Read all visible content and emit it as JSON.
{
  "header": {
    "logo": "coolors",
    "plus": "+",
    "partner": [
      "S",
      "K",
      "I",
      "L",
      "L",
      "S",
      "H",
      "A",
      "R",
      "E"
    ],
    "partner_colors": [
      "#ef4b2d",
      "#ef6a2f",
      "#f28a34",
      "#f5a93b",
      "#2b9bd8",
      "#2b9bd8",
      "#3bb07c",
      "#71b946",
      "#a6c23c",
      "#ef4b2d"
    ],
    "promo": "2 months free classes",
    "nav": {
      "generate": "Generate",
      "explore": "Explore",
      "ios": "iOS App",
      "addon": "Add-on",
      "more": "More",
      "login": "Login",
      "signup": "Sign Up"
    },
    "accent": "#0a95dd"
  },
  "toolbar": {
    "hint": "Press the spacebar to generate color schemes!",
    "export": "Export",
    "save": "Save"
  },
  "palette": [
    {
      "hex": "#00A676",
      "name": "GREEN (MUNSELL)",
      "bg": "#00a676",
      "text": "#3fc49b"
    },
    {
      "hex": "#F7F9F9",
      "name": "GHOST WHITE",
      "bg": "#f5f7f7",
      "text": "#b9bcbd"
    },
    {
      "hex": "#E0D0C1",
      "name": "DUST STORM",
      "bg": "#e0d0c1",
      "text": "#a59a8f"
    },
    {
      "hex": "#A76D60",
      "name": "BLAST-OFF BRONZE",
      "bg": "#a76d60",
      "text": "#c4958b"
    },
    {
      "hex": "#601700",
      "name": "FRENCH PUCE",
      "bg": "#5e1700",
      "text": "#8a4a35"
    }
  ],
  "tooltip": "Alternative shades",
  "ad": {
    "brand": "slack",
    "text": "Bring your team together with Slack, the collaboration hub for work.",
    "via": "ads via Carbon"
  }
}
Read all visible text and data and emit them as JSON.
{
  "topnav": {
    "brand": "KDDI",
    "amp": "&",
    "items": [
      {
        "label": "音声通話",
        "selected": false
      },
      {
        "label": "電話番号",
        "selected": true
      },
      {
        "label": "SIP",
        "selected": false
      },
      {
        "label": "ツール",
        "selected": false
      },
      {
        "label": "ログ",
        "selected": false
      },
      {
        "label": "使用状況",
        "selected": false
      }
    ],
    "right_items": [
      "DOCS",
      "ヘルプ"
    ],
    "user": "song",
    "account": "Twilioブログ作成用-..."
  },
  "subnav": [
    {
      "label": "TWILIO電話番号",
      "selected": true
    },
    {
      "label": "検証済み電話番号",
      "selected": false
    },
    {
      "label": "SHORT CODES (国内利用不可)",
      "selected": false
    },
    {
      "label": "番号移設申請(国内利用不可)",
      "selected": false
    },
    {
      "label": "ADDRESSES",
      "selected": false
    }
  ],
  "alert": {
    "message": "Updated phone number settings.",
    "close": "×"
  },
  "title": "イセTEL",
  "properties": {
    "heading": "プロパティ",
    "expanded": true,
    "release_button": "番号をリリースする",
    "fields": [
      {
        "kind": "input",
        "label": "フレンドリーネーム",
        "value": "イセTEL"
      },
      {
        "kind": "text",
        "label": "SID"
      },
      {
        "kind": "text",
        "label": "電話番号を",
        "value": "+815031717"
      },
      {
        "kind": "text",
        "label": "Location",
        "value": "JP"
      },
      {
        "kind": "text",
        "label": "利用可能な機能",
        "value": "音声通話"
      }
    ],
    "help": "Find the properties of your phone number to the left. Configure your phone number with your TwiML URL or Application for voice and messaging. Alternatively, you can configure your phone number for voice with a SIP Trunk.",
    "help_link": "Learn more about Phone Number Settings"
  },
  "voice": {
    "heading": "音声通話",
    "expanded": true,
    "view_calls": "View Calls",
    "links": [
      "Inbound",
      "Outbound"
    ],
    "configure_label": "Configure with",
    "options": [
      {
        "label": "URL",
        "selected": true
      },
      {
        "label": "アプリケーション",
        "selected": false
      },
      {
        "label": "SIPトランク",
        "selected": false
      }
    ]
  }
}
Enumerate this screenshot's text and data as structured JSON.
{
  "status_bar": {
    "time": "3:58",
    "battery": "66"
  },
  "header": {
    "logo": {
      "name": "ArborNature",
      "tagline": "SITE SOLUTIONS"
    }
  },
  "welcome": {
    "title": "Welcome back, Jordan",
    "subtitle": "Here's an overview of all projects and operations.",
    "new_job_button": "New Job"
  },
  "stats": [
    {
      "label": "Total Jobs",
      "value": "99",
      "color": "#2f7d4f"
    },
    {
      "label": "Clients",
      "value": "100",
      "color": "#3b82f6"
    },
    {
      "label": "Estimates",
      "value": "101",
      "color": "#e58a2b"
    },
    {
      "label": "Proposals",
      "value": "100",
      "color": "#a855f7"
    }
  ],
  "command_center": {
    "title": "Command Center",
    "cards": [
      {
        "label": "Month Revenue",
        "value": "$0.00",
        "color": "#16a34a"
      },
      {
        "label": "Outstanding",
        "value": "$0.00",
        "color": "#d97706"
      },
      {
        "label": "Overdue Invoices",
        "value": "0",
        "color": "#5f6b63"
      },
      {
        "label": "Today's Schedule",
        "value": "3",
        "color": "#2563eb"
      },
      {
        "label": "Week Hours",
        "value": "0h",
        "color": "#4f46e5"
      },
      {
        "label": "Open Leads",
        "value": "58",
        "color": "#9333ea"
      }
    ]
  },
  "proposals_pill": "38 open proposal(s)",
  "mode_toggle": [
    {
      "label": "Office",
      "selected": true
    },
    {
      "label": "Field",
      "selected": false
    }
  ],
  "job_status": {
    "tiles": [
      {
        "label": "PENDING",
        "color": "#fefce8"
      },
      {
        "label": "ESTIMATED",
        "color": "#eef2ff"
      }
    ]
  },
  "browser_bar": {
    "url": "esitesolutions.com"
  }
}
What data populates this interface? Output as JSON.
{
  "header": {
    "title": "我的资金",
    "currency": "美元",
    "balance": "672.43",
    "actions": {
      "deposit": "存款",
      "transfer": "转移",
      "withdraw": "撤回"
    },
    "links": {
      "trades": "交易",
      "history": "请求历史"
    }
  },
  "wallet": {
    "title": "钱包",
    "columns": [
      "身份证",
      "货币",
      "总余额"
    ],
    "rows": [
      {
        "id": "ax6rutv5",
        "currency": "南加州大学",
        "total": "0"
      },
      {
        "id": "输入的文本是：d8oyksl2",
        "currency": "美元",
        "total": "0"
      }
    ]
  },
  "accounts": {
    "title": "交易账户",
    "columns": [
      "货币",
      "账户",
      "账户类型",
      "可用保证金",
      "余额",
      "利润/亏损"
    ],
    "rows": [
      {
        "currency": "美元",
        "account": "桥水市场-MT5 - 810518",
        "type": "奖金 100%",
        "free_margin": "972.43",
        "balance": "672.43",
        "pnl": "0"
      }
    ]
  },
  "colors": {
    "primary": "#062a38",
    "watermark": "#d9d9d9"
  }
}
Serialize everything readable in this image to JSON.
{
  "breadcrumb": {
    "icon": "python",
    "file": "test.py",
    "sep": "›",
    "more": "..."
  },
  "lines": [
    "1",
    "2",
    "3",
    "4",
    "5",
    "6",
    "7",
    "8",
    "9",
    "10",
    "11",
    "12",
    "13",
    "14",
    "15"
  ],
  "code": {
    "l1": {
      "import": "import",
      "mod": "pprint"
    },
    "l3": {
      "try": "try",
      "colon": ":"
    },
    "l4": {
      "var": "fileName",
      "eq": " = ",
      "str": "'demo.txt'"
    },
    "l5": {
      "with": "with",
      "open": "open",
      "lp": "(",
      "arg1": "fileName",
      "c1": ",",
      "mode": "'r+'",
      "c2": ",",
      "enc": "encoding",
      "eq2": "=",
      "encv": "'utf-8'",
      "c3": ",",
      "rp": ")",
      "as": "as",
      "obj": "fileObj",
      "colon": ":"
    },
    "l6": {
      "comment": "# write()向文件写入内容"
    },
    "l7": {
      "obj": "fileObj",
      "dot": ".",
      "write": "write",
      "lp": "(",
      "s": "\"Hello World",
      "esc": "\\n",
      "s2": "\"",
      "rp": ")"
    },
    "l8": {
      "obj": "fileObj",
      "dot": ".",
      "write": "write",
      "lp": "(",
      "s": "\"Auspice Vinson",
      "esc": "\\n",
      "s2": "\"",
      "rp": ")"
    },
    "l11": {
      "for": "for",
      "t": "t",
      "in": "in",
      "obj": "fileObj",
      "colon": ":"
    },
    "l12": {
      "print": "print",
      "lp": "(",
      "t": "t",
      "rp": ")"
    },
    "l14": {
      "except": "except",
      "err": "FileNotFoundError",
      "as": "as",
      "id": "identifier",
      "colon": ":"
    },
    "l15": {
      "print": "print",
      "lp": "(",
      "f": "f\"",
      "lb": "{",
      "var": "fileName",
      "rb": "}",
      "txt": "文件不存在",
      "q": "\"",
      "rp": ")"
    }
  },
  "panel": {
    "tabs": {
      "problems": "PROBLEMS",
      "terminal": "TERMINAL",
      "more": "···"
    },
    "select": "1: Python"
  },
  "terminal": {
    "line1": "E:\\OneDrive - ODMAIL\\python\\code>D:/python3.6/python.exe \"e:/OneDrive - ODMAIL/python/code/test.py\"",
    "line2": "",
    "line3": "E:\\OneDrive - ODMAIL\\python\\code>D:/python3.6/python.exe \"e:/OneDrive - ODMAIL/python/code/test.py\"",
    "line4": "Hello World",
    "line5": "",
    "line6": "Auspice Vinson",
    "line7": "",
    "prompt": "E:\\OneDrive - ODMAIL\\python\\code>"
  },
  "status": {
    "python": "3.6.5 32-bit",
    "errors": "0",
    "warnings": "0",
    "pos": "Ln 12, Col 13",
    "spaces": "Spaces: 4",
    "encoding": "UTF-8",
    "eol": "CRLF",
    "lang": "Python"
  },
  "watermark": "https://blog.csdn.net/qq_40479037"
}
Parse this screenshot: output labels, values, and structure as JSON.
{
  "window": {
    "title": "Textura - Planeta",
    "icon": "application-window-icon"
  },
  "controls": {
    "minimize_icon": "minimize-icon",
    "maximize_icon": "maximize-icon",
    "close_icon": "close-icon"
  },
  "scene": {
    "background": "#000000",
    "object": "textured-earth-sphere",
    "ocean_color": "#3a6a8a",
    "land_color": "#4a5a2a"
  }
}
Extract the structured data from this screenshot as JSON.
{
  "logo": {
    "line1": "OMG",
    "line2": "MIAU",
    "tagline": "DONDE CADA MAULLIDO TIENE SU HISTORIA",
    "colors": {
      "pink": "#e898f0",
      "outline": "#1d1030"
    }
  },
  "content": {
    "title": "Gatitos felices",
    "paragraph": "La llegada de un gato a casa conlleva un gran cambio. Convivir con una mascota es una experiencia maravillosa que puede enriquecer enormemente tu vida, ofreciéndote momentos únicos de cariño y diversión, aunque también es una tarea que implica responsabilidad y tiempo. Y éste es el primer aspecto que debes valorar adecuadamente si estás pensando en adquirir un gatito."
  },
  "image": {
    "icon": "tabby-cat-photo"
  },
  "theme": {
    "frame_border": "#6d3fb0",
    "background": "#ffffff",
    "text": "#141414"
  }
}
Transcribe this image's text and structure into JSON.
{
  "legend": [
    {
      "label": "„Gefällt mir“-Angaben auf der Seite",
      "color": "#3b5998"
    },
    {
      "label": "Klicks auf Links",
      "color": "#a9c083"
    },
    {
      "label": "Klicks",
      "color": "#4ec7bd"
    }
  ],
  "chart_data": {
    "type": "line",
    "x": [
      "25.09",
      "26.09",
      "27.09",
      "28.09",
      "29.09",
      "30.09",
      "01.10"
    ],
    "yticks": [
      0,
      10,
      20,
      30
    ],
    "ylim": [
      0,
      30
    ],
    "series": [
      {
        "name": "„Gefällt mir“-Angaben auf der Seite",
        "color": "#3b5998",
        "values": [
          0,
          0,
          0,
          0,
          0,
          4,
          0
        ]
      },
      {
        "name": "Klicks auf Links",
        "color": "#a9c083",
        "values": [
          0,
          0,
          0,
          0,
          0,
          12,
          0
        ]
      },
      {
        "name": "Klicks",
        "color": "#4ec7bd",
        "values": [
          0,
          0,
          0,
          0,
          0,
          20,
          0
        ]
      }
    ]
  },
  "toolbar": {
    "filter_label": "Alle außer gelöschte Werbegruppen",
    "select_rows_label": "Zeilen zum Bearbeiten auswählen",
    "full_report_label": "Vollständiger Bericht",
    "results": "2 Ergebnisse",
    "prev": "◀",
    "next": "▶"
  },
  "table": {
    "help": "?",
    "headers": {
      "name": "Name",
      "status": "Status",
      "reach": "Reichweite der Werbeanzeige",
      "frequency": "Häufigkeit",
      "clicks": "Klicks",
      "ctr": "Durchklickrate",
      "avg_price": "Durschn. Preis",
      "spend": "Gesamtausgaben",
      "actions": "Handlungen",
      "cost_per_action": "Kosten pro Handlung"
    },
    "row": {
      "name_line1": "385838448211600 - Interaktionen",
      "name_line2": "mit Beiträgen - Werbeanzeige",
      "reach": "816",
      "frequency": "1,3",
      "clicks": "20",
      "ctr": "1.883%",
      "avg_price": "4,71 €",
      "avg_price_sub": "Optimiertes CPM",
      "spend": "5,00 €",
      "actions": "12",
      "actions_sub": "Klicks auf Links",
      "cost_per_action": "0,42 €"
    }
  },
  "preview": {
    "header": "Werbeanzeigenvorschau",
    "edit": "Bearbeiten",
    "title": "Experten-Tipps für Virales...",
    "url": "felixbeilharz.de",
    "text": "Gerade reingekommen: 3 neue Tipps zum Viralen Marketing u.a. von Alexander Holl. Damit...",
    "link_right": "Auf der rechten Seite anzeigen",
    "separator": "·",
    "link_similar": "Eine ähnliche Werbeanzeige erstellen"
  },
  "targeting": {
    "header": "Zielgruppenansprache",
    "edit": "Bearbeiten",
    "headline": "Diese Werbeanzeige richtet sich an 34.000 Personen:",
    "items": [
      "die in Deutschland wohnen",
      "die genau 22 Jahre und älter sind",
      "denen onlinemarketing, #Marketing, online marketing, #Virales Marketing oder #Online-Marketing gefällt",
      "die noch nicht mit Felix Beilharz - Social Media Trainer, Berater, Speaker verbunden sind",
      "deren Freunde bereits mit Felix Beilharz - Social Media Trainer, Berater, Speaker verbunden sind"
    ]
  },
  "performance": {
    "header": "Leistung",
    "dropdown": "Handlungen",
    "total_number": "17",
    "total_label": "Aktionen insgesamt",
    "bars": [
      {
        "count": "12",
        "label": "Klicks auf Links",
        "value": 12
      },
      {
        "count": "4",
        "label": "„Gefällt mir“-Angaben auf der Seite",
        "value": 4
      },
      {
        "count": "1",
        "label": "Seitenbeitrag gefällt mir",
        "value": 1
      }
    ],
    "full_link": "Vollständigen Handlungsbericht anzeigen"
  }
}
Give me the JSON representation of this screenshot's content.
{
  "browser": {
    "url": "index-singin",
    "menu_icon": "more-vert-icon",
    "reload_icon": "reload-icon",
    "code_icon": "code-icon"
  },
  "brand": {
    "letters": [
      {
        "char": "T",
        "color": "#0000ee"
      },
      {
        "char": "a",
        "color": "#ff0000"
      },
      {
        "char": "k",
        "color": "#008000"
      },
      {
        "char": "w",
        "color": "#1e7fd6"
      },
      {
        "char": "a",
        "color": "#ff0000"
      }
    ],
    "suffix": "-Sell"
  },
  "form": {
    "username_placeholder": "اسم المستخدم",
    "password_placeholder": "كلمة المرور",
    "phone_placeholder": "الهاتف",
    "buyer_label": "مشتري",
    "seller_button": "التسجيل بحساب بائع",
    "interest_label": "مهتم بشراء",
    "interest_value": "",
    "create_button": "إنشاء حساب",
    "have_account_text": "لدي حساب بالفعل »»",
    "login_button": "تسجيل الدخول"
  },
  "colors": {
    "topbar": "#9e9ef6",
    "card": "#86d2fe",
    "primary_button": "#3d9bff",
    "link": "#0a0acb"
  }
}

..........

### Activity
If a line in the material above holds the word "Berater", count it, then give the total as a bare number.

### Solution to this problem
2